Rubin, Vera C.
Women in Astronomy: An Introductory Resource Guide
Tyson, Neil de Grasse
Neil de Grasse Tyson
McDaniel, Melissa and Jerry Lewis.
Stephen Hawking's Web Site
In the Swing of Things
For ages 10 and older.
It is thought that Galileo first started studying pendulums when, in 1583, he watched a suspended lamp swing back and forth in the cathedral of Pisa. He used his pulse to time the swings and discovered that the duration of each swing was the same. This would later become an important concept in regulating clocks. Do this experiment with a pendulum and see whether you can learn what makes it work.
You will need
What to do
Bonnet, Robert L. and Dan Keen.
Galileo's Pendulum Experiments
How Pendulum Clocks Work
You're Getting Very Sleepy
Have you ever seen a hypnotist swing a watch back and forth to put somebody in a very relaxed state? The watch on a chain is a type of pendulum. The idea is that the swinging motion is so regular that the person looking at it will become so entranced that she will be susceptible to anything you tell her. Whether this is true is debatable. But how a pendulum works is not. Galileo discovered the laws under which pendulums work, one of the main principles being that they swing in an almost constant, steady interval. Later, scientists used those principles to design pendulum clocks.
The Tick Tock of a Water Clock
For ages 10 and older.
Water clocks measure time by using the fact that water will flow at a constant rate through a certain size hole. The same amount of water flows into its receiving container every second. By measuring the amount of water in the container, it is possible to measure how much time has passed. In this experiment, you will build a water clock that measures time.
You will need
What to do
A Walk through Time: Early Clocks
Clock a History

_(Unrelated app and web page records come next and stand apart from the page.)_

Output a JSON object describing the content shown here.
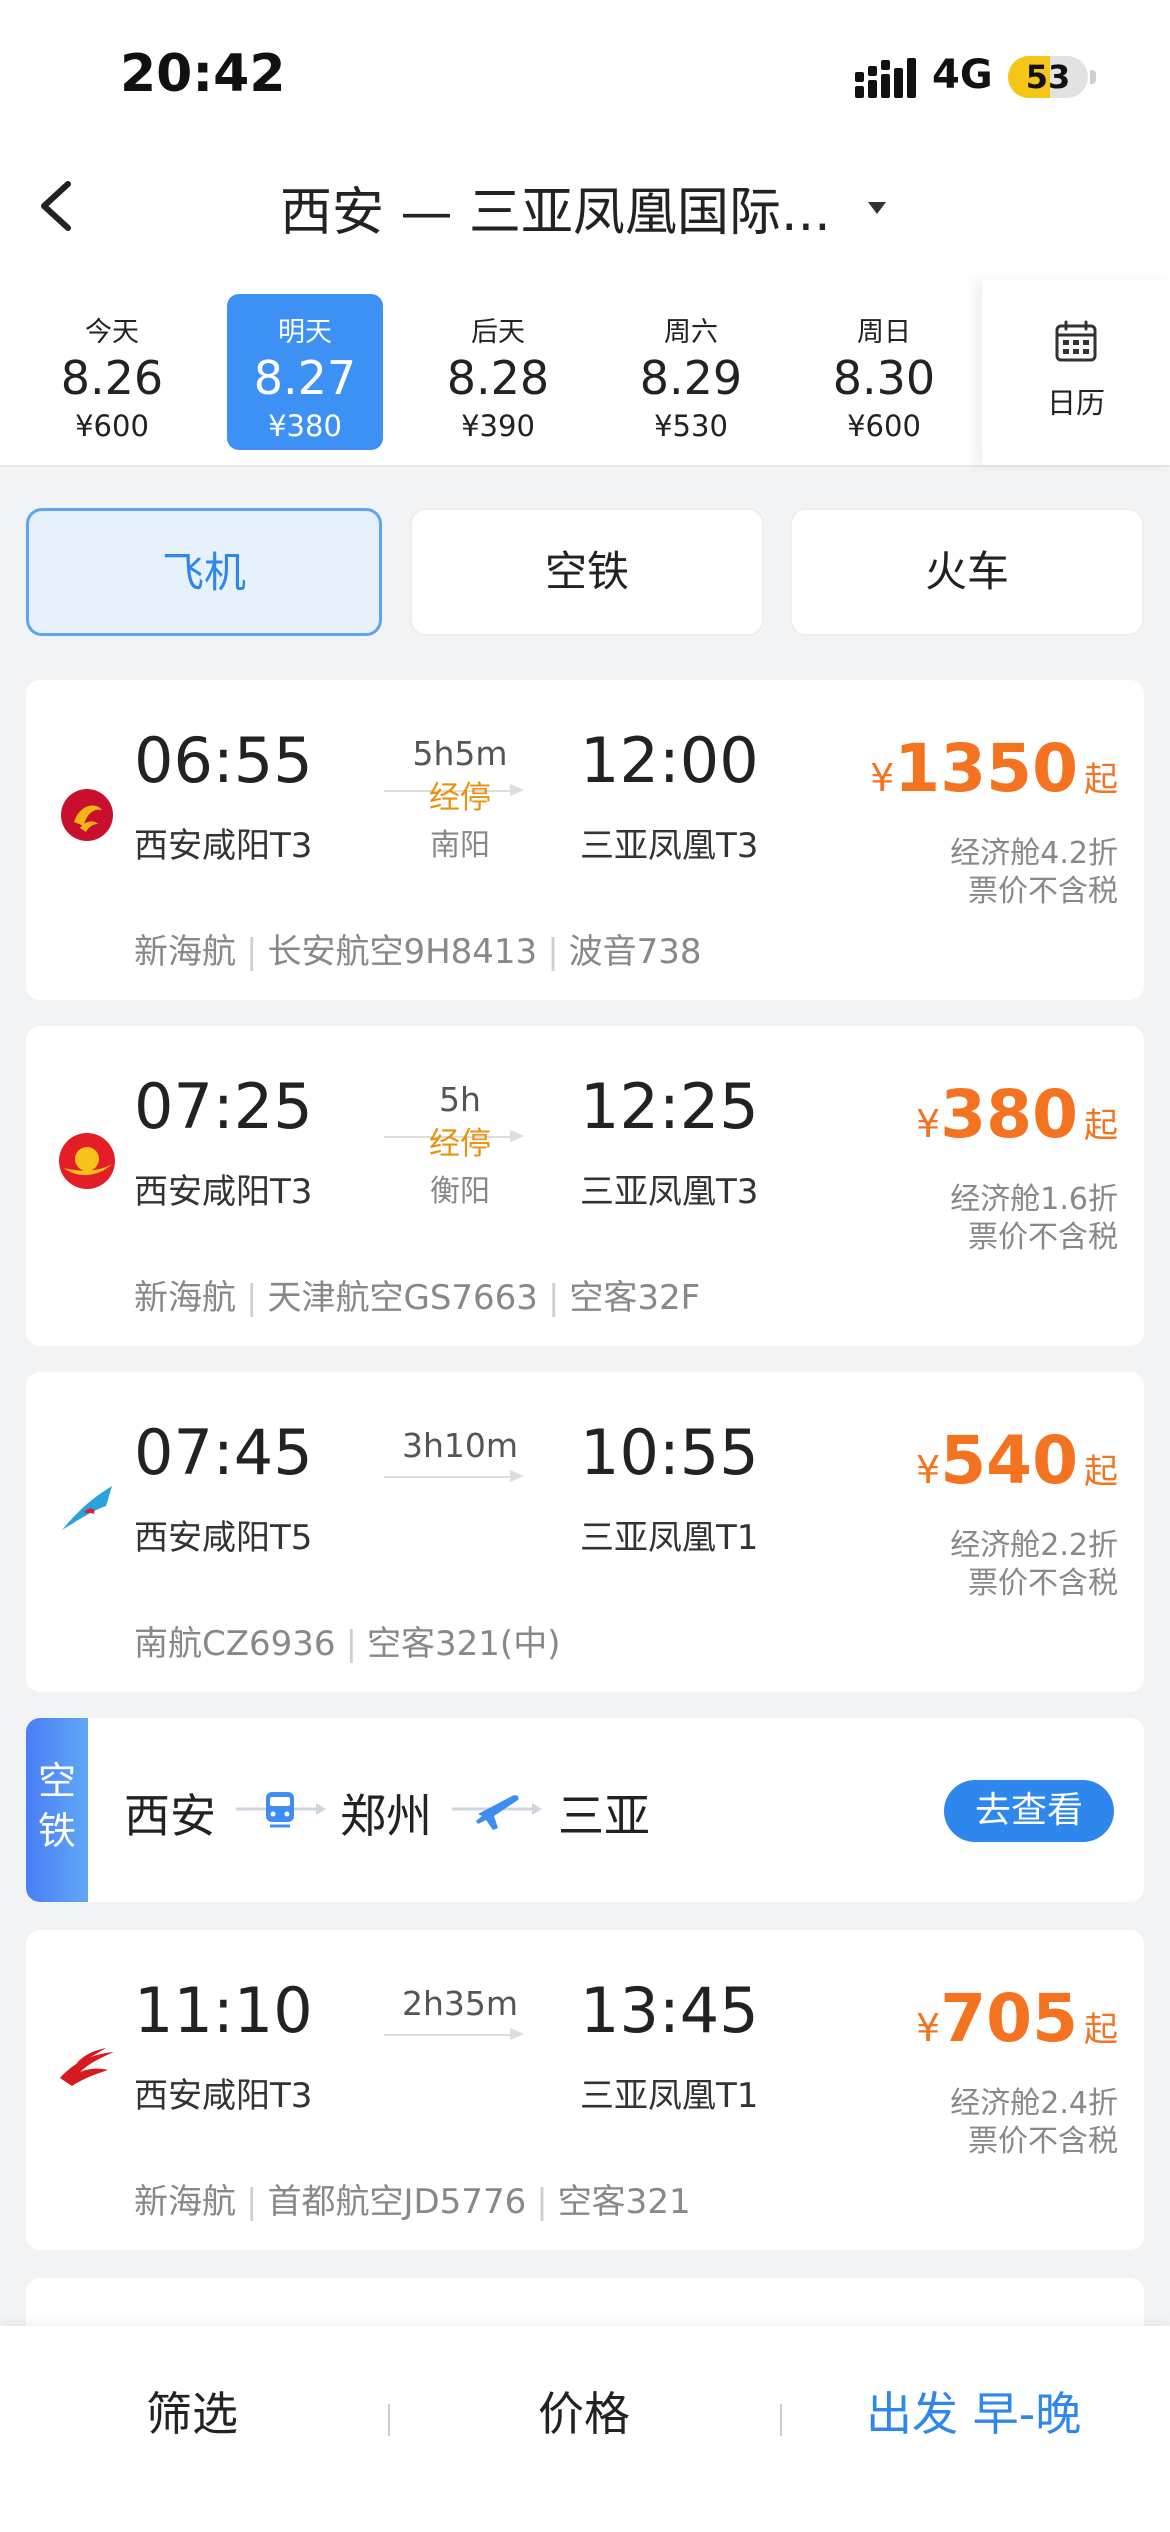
{
  "status": {
    "time": "20:42",
    "network": "4G",
    "battery": "53",
    "battery_level": 0.53
  },
  "header": {
    "title": "西安 — 三亚凤凰国际..."
  },
  "dates": [
    {
      "label": "今天",
      "date": "8.26",
      "price": "¥600",
      "selected": false
    },
    {
      "label": "明天",
      "date": "8.27",
      "price": "¥380",
      "selected": true
    },
    {
      "label": "后天",
      "date": "8.28",
      "price": "¥390",
      "selected": false
    },
    {
      "label": "周六",
      "date": "8.29",
      "price": "¥530",
      "selected": false
    },
    {
      "label": "周日",
      "date": "8.30",
      "price": "¥600",
      "selected": false
    }
  ],
  "calendar_label": "日历",
  "tabs": [
    "飞机",
    "空铁",
    "火车"
  ],
  "flights": [
    {
      "dep_time": "06:55",
      "arr_time": "12:00",
      "duration": "5h5m",
      "stop": "经停",
      "stop_city": "南阳",
      "dep_airport": "西安咸阳T3",
      "arr_airport": "三亚凤凰T3",
      "currency": "¥",
      "price": "1350",
      "suffix": "起",
      "cabin": "经济舱4.2折",
      "tax": "票价不含税",
      "seller": "新海航",
      "flight_no": "长安航空9H8413",
      "aircraft": "波音738"
    },
    {
      "dep_time": "07:25",
      "arr_time": "12:25",
      "duration": "5h",
      "stop": "经停",
      "stop_city": "衡阳",
      "dep_airport": "西安咸阳T3",
      "arr_airport": "三亚凤凰T3",
      "currency": "¥",
      "price": "380",
      "suffix": "起",
      "cabin": "经济舱1.6折",
      "tax": "票价不含税",
      "seller": "新海航",
      "flight_no": "天津航空GS7663",
      "aircraft": "空客32F"
    },
    {
      "dep_time": "07:45",
      "arr_time": "10:55",
      "duration": "3h10m",
      "dep_airport": "西安咸阳T5",
      "arr_airport": "三亚凤凰T1",
      "currency": "¥",
      "price": "540",
      "suffix": "起",
      "cabin": "经济舱2.2折",
      "tax": "票价不含税",
      "flight_no": "南航CZ6936",
      "aircraft": "空客321(中)"
    },
    {
      "dep_time": "11:10",
      "arr_time": "13:45",
      "duration": "2h35m",
      "dep_airport": "西安咸阳T3",
      "arr_airport": "三亚凤凰T1",
      "currency": "¥",
      "price": "705",
      "suffix": "起",
      "cabin": "经济舱2.4折",
      "tax": "票价不含税",
      "seller": "新海航",
      "flight_no": "首都航空JD5776",
      "aircraft": "空客321"
    }
  ],
  "rail_banner": {
    "tag": "空铁",
    "from": "西安",
    "via": "郑州",
    "to": "三亚",
    "button": "去查看"
  },
  "bottom_bar": {
    "filter": "筛选",
    "price": "价格",
    "sort": "出发 早-晚"
  },
  "colors": {
    "accent": "#2d87ec",
    "price": "#f37321",
    "stop": "#e8920e",
    "selected_date": "#3d91f5"
  }
}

Today it is difficult not to be conscious of time. Wall clocks, radio announcements, computer monitors, watches, and cell phones all tell us how much time is passing. Thousands of years ago, measuring time was more difficult. The ancient Egyptians, Greeks, Romans, and Chinese used clocks that depended on nature. For instance, the sundial kept track of the time during daylight hours. To measure smaller increments of time, or when the Sun was not shining, ancient people used different variations of clocks, such as water, sand, or candle clocks.
Support provided by
For new content
visit the redesigned